Based on the above rationale, therefore, this paper is aimed to examine different kinds of Konglish at the level of a word and to analyze the ways that Korean English Speakers have changed English as well.
To the best of my knowledge, in general, we call Konglish for the English words or expressions which have been applied Korean standard for the sake of convenience by Korean English speakers.
I couldn't realize that there are so many Konglish words or expressions until I tried to collect the examples this time. In addition to the large number of the cases, there appears to be some patterns or ways that Korean people have changed English. And so from now on, I will describe those patterns or ways based on my own analysis.
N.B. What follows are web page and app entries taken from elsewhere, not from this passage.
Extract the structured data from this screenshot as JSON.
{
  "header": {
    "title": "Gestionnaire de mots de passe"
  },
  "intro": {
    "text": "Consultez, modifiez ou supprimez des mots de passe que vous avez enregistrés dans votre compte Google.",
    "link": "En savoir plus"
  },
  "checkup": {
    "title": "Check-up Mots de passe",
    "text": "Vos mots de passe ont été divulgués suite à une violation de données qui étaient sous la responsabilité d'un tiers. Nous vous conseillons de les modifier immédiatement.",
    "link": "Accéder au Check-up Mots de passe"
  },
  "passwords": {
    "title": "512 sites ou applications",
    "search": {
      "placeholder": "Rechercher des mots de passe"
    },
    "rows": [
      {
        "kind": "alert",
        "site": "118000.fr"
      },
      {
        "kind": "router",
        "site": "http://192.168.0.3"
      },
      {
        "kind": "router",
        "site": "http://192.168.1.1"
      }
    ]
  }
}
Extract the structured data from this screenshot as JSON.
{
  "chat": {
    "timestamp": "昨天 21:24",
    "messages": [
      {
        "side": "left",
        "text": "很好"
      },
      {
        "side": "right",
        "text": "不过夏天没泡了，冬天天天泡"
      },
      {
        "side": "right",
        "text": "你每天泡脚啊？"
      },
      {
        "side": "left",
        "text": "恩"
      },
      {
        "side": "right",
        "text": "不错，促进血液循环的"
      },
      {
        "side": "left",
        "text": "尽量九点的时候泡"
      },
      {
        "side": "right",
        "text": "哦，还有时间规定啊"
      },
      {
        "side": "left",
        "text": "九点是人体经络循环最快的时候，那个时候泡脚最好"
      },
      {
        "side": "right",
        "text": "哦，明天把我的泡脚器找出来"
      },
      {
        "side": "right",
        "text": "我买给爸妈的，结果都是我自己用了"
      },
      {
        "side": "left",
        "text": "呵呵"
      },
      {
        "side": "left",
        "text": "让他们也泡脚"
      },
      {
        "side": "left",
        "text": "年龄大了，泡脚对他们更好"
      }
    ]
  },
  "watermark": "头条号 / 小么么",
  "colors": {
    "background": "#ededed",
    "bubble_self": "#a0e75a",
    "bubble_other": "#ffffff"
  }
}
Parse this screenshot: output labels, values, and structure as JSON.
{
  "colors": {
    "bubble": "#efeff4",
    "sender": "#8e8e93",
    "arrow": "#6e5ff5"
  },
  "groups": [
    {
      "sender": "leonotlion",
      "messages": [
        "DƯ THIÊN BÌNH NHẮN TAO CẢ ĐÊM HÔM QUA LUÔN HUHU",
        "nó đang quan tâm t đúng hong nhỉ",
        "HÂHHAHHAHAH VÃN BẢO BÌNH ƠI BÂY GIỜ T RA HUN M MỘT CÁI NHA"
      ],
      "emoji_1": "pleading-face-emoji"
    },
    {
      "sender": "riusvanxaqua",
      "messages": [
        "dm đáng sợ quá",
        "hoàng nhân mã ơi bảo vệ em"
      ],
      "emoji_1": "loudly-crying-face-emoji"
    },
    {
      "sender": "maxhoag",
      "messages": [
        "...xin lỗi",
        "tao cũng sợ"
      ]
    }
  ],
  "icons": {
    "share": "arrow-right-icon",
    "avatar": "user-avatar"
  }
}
First of all, I'd like to start my discussion by taking an example of Konglish word that has been widespread recently in Korea. That is a 'hand phone' that refers to a 'cellular phone' or a 'mobile phone' in English. Considering the organization of the two words 'cellular' and 'phone', the expression, 'hand phone' does not have any similar ground to...